## WORK INSTRUCTION
In the entries that follow, find each line with the word "Spend" and copy it.

(Data records for software interfaces)
-- Opening Marker --

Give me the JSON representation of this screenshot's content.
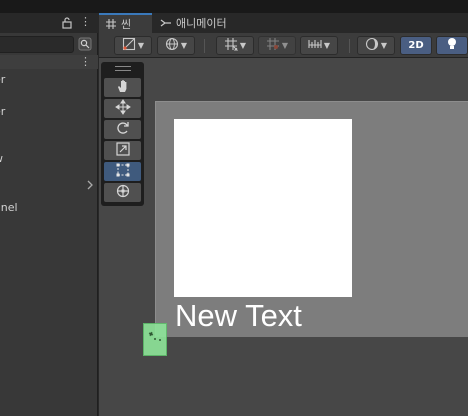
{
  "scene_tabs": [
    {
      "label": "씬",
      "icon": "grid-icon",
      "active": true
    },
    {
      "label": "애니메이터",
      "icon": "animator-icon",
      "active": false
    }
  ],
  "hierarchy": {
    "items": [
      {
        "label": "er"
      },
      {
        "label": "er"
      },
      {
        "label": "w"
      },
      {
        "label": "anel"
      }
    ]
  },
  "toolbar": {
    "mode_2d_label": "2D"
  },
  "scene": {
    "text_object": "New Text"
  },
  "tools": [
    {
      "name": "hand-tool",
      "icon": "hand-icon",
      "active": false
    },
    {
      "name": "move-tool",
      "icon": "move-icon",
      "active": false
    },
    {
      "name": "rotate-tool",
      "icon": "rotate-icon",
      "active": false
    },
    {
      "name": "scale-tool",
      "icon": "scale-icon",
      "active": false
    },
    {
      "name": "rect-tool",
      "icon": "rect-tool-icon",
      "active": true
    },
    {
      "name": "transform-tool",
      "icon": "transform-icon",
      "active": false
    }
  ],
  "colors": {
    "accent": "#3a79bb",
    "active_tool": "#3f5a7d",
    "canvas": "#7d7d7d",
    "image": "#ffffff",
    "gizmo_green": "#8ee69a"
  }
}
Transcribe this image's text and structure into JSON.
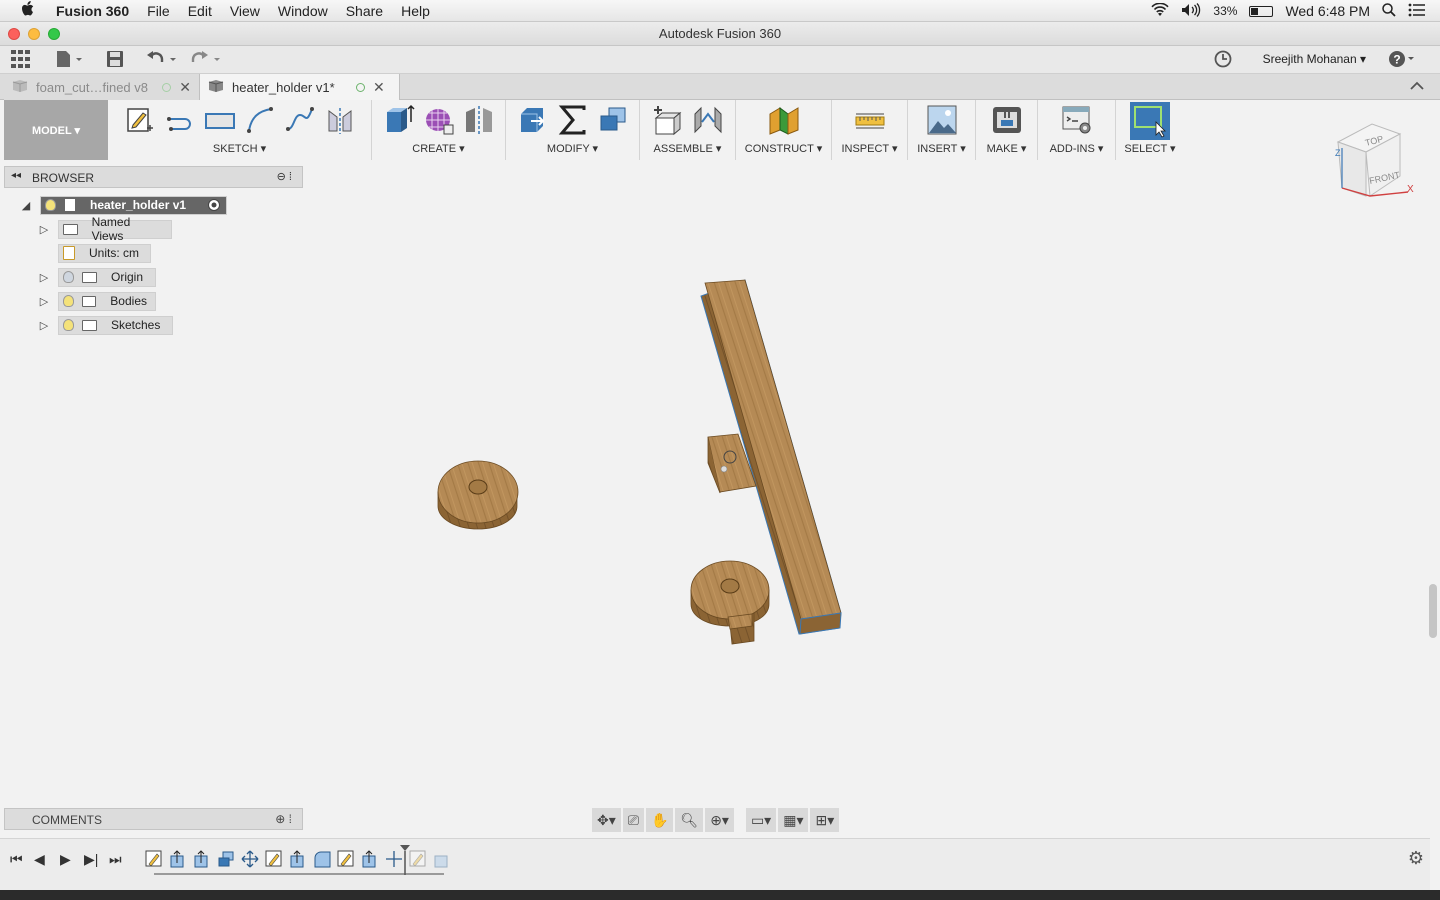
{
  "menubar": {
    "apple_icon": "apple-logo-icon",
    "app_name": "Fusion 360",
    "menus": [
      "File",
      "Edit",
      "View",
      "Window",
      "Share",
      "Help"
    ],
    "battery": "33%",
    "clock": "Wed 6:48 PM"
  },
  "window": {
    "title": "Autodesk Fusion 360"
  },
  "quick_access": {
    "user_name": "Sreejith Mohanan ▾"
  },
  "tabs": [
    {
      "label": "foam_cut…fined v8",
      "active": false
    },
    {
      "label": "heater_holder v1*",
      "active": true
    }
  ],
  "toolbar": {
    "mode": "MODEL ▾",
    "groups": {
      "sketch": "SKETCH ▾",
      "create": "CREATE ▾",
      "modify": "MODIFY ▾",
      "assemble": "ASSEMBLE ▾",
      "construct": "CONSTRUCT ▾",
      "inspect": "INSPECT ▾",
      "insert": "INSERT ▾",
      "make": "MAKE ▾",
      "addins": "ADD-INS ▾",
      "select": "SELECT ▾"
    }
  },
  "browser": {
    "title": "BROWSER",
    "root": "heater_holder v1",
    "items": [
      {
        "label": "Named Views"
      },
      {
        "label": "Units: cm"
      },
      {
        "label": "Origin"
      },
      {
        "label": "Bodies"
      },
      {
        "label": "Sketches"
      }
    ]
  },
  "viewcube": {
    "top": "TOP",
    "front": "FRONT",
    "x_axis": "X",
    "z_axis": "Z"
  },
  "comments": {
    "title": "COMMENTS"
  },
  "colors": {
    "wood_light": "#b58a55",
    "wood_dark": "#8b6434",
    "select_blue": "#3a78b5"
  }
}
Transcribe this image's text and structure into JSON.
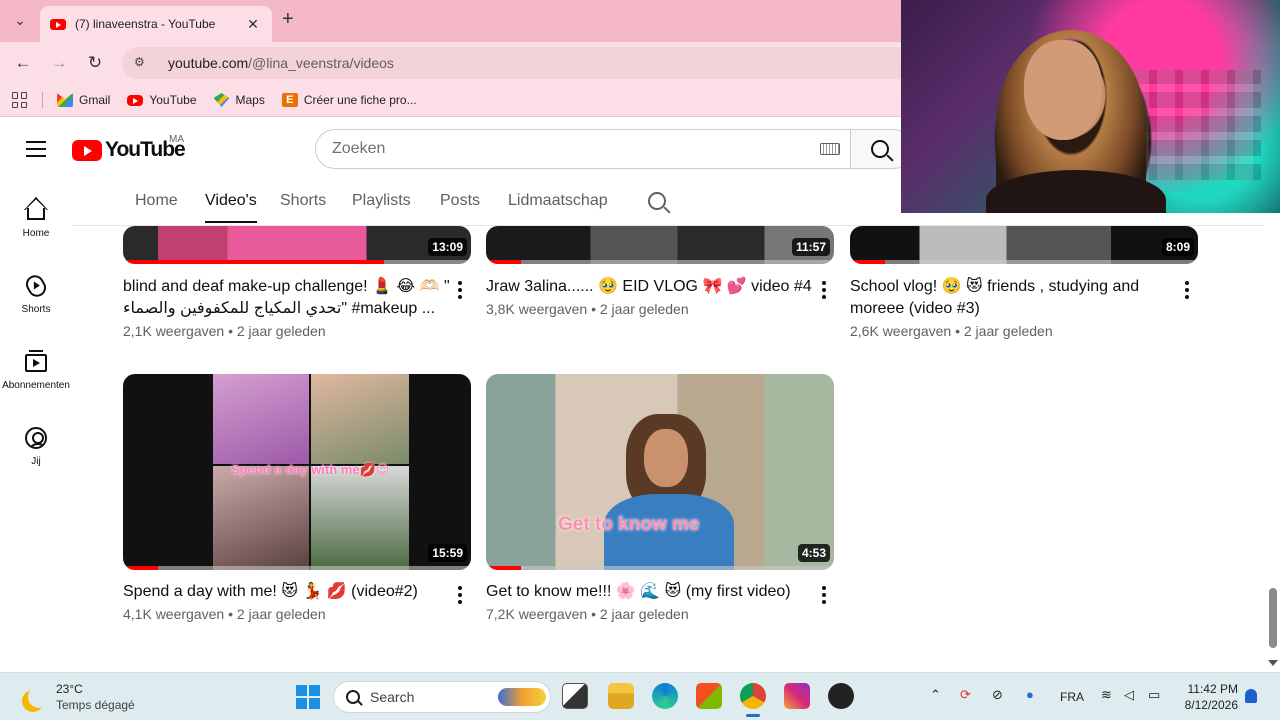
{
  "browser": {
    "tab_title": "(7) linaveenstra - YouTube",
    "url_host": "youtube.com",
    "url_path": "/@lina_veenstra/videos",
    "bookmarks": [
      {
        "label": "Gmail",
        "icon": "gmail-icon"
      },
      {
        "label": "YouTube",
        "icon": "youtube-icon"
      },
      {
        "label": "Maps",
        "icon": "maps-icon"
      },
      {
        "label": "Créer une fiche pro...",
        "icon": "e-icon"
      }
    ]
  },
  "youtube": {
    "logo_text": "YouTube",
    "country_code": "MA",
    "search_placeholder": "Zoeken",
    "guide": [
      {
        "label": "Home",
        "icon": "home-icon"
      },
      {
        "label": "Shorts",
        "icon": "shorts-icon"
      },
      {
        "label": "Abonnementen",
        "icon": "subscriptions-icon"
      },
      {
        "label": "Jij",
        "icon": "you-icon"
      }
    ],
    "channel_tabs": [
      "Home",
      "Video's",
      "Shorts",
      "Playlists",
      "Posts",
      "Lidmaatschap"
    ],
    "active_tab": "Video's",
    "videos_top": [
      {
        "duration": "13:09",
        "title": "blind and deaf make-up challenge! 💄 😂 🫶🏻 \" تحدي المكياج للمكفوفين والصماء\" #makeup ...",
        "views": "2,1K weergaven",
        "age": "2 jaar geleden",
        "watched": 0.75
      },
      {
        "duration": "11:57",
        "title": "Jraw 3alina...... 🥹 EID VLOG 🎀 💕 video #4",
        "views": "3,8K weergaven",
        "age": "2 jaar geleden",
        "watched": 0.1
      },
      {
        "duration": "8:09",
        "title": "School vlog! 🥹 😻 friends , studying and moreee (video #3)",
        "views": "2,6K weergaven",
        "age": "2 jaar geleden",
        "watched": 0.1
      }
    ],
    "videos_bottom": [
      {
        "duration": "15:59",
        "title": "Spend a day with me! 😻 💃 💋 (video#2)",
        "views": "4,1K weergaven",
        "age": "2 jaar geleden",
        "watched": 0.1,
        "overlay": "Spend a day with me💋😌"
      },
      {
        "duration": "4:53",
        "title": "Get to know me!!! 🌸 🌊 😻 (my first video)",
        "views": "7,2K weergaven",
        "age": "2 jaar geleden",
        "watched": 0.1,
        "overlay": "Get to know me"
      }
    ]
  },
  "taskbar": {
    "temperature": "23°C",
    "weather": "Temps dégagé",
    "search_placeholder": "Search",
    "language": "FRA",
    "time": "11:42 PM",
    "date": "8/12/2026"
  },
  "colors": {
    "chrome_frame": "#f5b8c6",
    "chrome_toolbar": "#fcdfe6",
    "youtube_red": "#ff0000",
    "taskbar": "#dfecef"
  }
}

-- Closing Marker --

## ANSWER FOR THE TASK
        "title": "Spend a day with me! 😻 💃 💋 (video#2)",
        "overlay": "Spend a day with me💋😌"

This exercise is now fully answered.